These results reflect CFOs’ outlook at the time they completed the survey and may or may not reflect company performance that actually emerges. CFOs’ views on future financial results for the industry will be a regular feature of the Tillinghast – Towers Perrin Life Insurance’s CFO survey for tracking the direction of the industry over time.
About the Tillinghast – Towers Perrin North America Life Insurance CFO Survey
The Web-based survey, which was conducted in March 2003, is the fourth in a series of Tillinghast pulse surveys that explore issues important to the North American life insurance industry and its CFOs. The two-part survey examined CFO experiences and future plans for M&A transactions, as well as their expectations for first quarter results. The fourth survey had a respondent base of 35, or 49% of the program’s 71 registered program members. Respondents primarily include CFOs from large and mid-size North American life insurance companies: 71% were stock companies; 72% had a premium income of $1 billion or more; 29% were multinationals. For more information on the North American Life Insurance CFO program, please contact Michele Bacik, program leader, at 212-309-3921.

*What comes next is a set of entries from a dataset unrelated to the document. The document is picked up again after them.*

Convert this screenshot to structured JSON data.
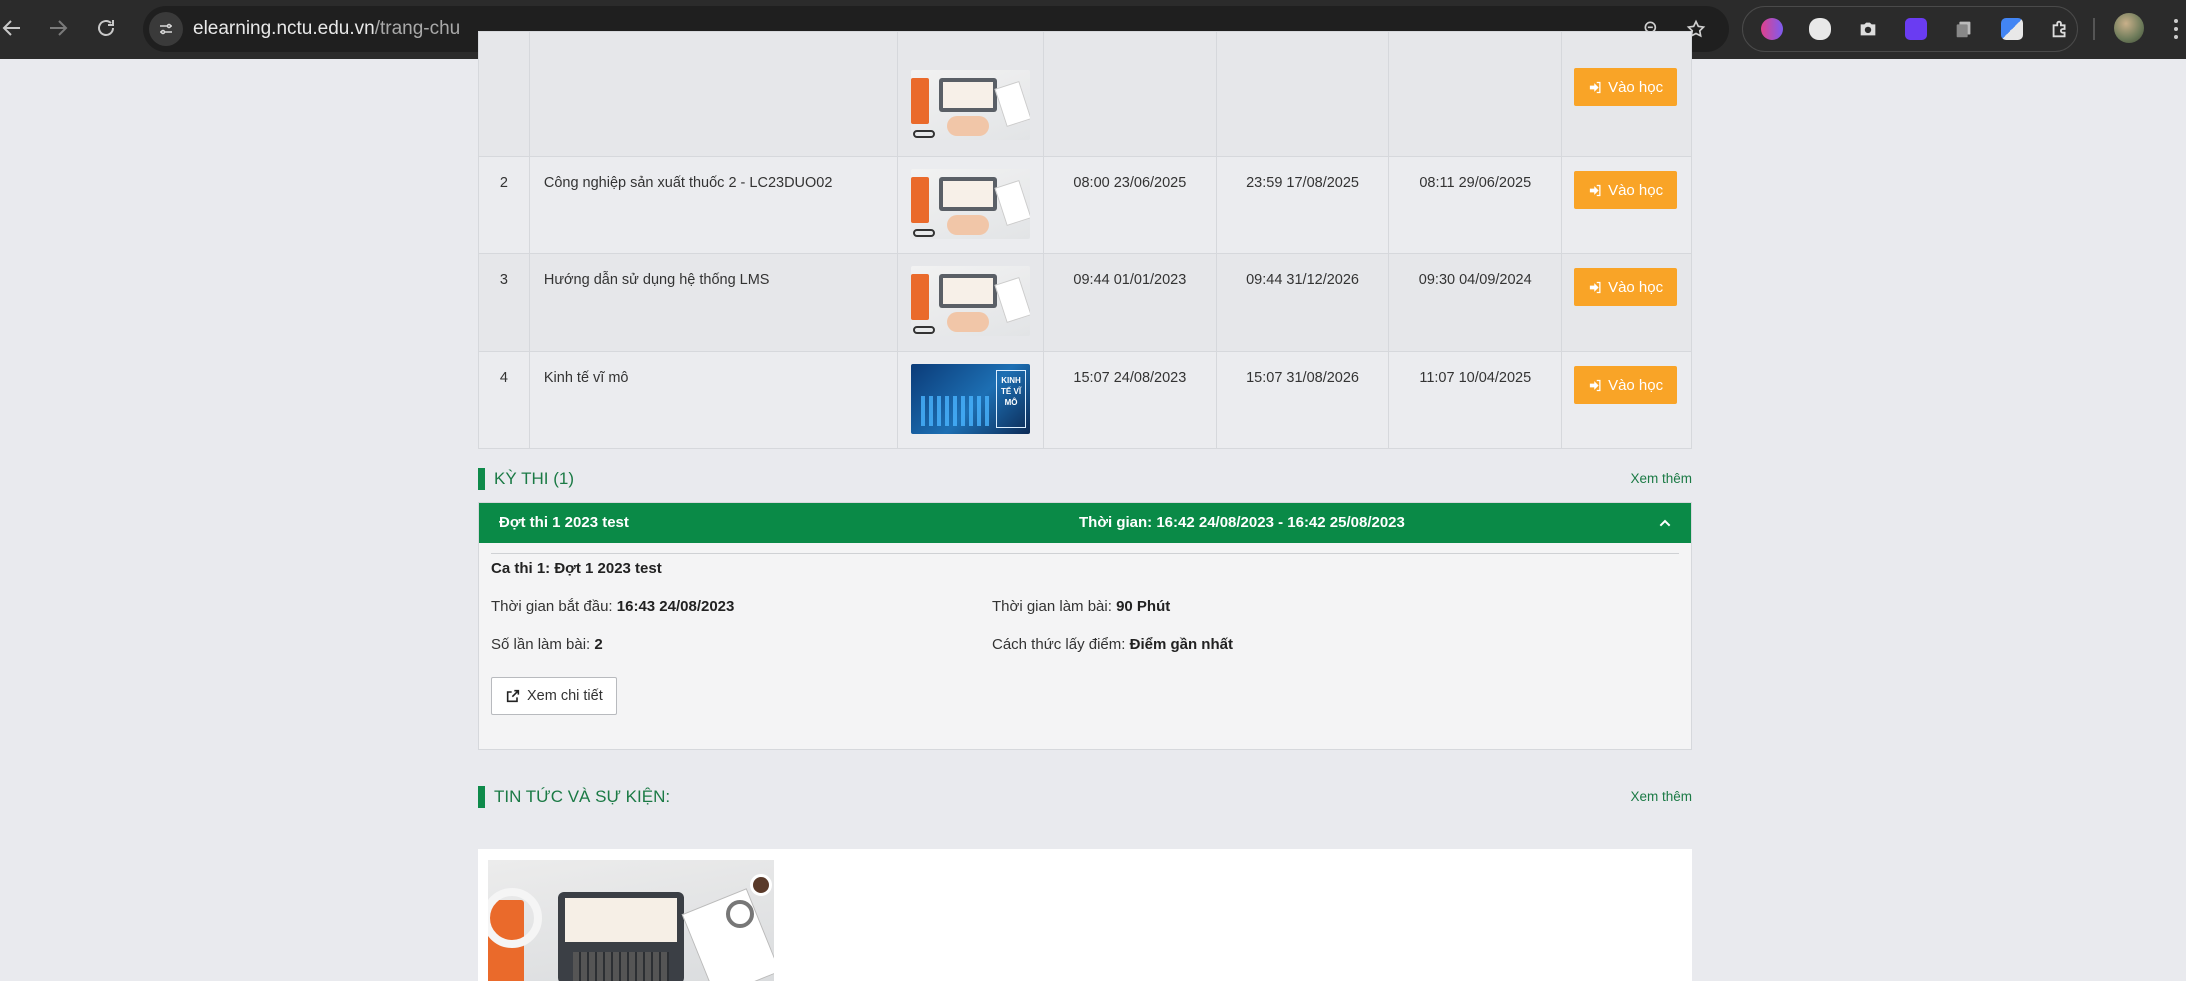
{
  "browser": {
    "url_host": "elearning.nctu.edu.vn",
    "url_path": "/trang-chu",
    "extensions": [
      "brain-extension-icon",
      "cloud-extension-icon",
      "camera-extension-icon",
      "gear-extension-icon",
      "copy-extension-icon",
      "translate-extension-icon",
      "puzzle-extensions-icon"
    ]
  },
  "courses": {
    "action_label": "Vào học",
    "rows": [
      {
        "num": "",
        "name": "",
        "thumb": "laptop",
        "start": "",
        "end": "",
        "last": ""
      },
      {
        "num": "2",
        "name": "Công nghiệp sản xuất thuốc 2 - LC23DUO02",
        "thumb": "laptop",
        "start": "08:00 23/06/2025",
        "end": "23:59 17/08/2025",
        "last": "08:11 29/06/2025"
      },
      {
        "num": "3",
        "name": "Hướng dẫn sử dụng hệ thống LMS",
        "thumb": "laptop",
        "start": "09:44 01/01/2023",
        "end": "09:44 31/12/2026",
        "last": "09:30 04/09/2024"
      },
      {
        "num": "4",
        "name": "Kinh tế vĩ mô",
        "thumb": "macro",
        "start": "15:07 24/08/2023",
        "end": "15:07 31/08/2026",
        "last": "11:07 10/04/2025"
      }
    ],
    "macro_thumb_text": "KINH TẾ VĨ MÔ"
  },
  "exams": {
    "title": "KỲ THI (1)",
    "more": "Xem thêm",
    "batch_name": "Đợt thi 1 2023 test",
    "batch_time": "Thời gian: 16:42 24/08/2023 - 16:42 25/08/2023",
    "session_label": "Ca thi  1: Đợt 1 2023 test",
    "start_label": "Thời gian bắt đầu:",
    "start_value": "16:43 24/08/2023",
    "duration_label": "Thời gian làm bài:",
    "duration_value": "90 Phút",
    "attempts_label": "Số lần làm bài:",
    "attempts_value": "2",
    "scoring_label": "Cách thức lấy điểm:",
    "scoring_value": "Điểm gần nhất",
    "detail_button": "Xem chi tiết"
  },
  "news": {
    "title": "TIN TỨC VÀ SỰ KIỆN:",
    "more": "Xem thêm"
  },
  "colors": {
    "accent_green": "#0a8a47",
    "action_orange": "#f9a427",
    "page_bg": "#e9eaee"
  }
}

About Tillinghast – Towers Perrin
Tillinghast provides actuarial and management consulting to financial services companies and advises other organizations on their self-insurance programs. Tillinghast is a premier independent advisor to the insurance industry; our major clients include most of the world’s top insurers. Tillinghast operates as one global business, through a network of 42 offices in 20 countries. Tillinghast is a division of Towers Perrin, one of the world’s largest management and human resource consulting firms. The Towers Perrin family of businesses also includes Towers Perrin Reinsurance, a leading global reinsurance intermediary. Together, these businesses have over 9,000 employees in 23 countries. More information about Tillinghast is available at www.tillinghast.com.Tags: Towers Perrin